_Task details_
With the pictures left out, write out the records verbatim.

_Provided data_
● ● ●

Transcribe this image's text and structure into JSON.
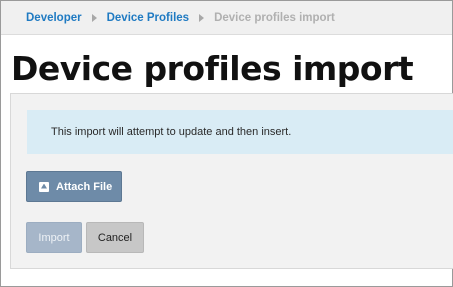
{
  "breadcrumb": {
    "items": [
      {
        "label": "Developer"
      },
      {
        "label": "Device Profiles"
      },
      {
        "label": "Device profiles import"
      }
    ]
  },
  "page": {
    "title": "Device profiles import"
  },
  "info_message": "This import will attempt to update and then insert.",
  "actions": {
    "attach_label": "Attach File",
    "attach_icon": "paperclip-icon",
    "import_label": "Import",
    "cancel_label": "Cancel"
  },
  "colors": {
    "link": "#1f7ac2",
    "info_bg": "#d9ecf5",
    "attach_button": "#6e8ba8",
    "import_disabled": "#a6b6c9",
    "cancel_button": "#c7c7c7"
  }
}
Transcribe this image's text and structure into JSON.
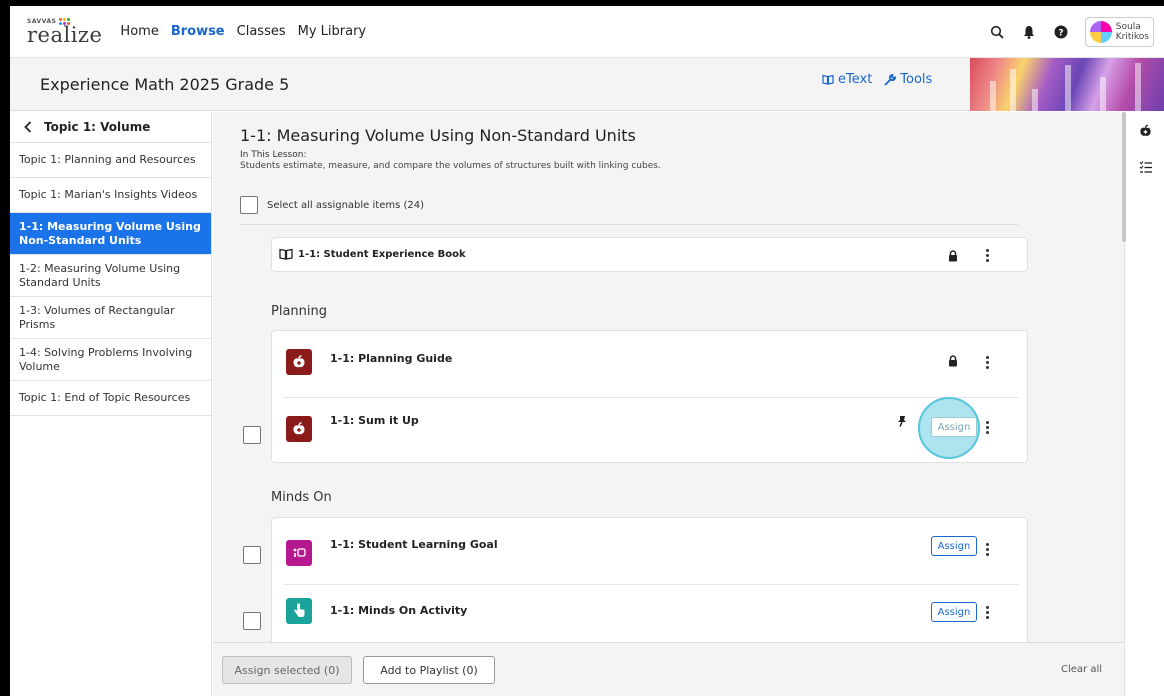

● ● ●

_Response to this task_
Transcribe this image's text and structure into JSON.
{
  "breadcrumb": {
    "items": [
      {
        "label": "Developer"
      },
      {
        "label": "Device Profiles"
      },
      {
        "label": "Device profiles import"
      }
    ]
  },
  "page": {
    "title": "Device profiles import"
  },
  "info_message": "This import will attempt to update and then insert.",
  "actions": {
    "attach_label": "Attach File",
    "attach_icon": "paperclip-icon",
    "import_label": "Import",
    "cancel_label": "Cancel"
  },
  "colors": {
    "link": "#1f7ac2",
    "info_bg": "#d9ecf5",
    "attach_button": "#6e8ba8",
    "import_disabled": "#a6b6c9",
    "cancel_button": "#c7c7c7"
  }
}
Transcribe this image's text and structure into JSON.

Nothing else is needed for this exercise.